    Can this be done in an air fryer instead? If so, what temperature and time would you recommend.

  9. I was new to tofu. I’ve bought it before and then toss it before actually using. I made this on a day that my husband was working. It was very good. My cooked tofu doesn’t actually look like the picture. But that’s OK.

  10. Added a crown of broccoli to one red pepper and two small zucchini., and 1/2 cup scallions, and a couple teaspoons sesame seeds. Really liked the tofu and I baked it on parchment rather then stir frying it, at 400 (after marinating in the low sodium soy sauce and cornstarch and I did add 1/2 teaspoon of sesame oil.) It turned out wonderfully and I could have eaten the whole lot just like that without anything else on it. I roasted the veggies in the oven on baking sheets rather then trying to stir frying, since oven already on and it is easy to do. I made the soy sauce rice vinegar etc marinade with addition of 1/2 teaspoon Chinese 5 spice on the stove top. Instead of tossing all the roasted veggies and tofu with all the sauce, I just added about 1/4 cup sauce to the finished veggies in a large bowl, and then husband able to add more sauce to his portions as desired, so a lot of extra sauce available. I did that as I am not fond of any type of Asian sauce–or rarely am, so that way it was not overwhelming amount of it in veggies and tofu. Husband loved sauce. (I did use an extra firm tofu silken ( Mori-nu) at 45 calorie per 1/4 serving.–worked great–did press out moisture as directed for a good hour or so)

  11. Wow! This was really good! In the past, I’ve not been a huge tofu fan but thus this recipe changed my mind. The tofu was great, the sauce was just right, veggies came out excellent and the peanut topped it all off. This will be one of my favorites.

  12. This was great. I really enjoyed the spice. I added cauliflower and peas to mine because I didn’t have tofu on hand. Wonderful, easy recipe. Highly recommend.

    1. I omitted the sherry and the meal turned out fine. I’ve made this meal numerous times over the past year and have enjoyed it!

  13. Avatar photo
    Jennie Leano

    I would like to try cooking the tofu in the air fryer. However, I’m not sure what temperature to use or how long to cook it. Does anyone have any suggestions? Thank you for your help! I’m looking forward to trying this recipe!

  14. This tasted nothing like Kung Pao. I felt like it was way too vinegar based where normally it’s the perfect combo of sweet and spicy. :/

  15. Great recipe! Sauce is amazing! I did have to make some substitutions based on what we had on hand and personal preference. Was out of cornstarch so used flour instead – cornstarch would for sure have added that extra “crisp” though. I did put the tofu in the air fryer vs sautéing. Used one zucchini and then a head of broccoli. Did not have sherry so added a splash of white wine instead.
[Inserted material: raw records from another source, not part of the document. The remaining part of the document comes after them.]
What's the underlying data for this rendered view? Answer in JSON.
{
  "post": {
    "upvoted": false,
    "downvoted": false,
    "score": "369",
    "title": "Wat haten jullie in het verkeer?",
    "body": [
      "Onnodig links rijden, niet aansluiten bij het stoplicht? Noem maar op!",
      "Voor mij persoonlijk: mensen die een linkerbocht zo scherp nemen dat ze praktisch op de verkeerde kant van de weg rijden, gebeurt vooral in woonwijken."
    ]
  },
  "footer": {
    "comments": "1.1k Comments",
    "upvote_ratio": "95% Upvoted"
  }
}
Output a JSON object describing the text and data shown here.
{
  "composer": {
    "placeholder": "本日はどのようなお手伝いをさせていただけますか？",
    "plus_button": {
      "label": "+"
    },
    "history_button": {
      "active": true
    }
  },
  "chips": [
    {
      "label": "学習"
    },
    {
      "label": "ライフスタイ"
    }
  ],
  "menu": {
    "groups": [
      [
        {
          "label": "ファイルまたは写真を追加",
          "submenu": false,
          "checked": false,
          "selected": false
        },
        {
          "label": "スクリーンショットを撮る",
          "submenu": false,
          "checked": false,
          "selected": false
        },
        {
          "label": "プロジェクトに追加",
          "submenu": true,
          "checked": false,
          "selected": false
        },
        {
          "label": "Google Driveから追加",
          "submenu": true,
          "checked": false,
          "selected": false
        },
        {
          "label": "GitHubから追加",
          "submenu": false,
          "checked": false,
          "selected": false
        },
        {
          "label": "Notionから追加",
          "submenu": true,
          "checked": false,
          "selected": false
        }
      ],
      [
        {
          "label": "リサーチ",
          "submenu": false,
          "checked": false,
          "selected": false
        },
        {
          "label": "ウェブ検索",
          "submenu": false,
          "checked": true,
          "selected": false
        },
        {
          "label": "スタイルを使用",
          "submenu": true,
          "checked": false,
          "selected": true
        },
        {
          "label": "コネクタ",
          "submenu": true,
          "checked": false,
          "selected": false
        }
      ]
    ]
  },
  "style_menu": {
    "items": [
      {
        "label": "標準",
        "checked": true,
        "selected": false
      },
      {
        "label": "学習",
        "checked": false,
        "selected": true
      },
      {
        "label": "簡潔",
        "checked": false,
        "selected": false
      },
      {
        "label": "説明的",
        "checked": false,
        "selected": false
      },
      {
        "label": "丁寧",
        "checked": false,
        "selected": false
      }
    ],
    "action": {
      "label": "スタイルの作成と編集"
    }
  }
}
Added some mushrooms that needed to be used up as well. Love the versatility and will definitely be making this recipe again! 

  16. Delicious! Had to make a couple substitutions because of what I had in my house, but it was still tasty. I used broccoli instead of zucchini (which, honestly, I think I prefer!), and I didn’t have sherry so I used brandy (this was questionable, but luckily it still turned out. I am looking forward to making it with sherry like it’s supposed to be! ha!). Was filling and lots of different textures.

  17. Made this last night and added shrimp and used curry paste instead of chili paste
    My family LOVED it! Will definitely make it again!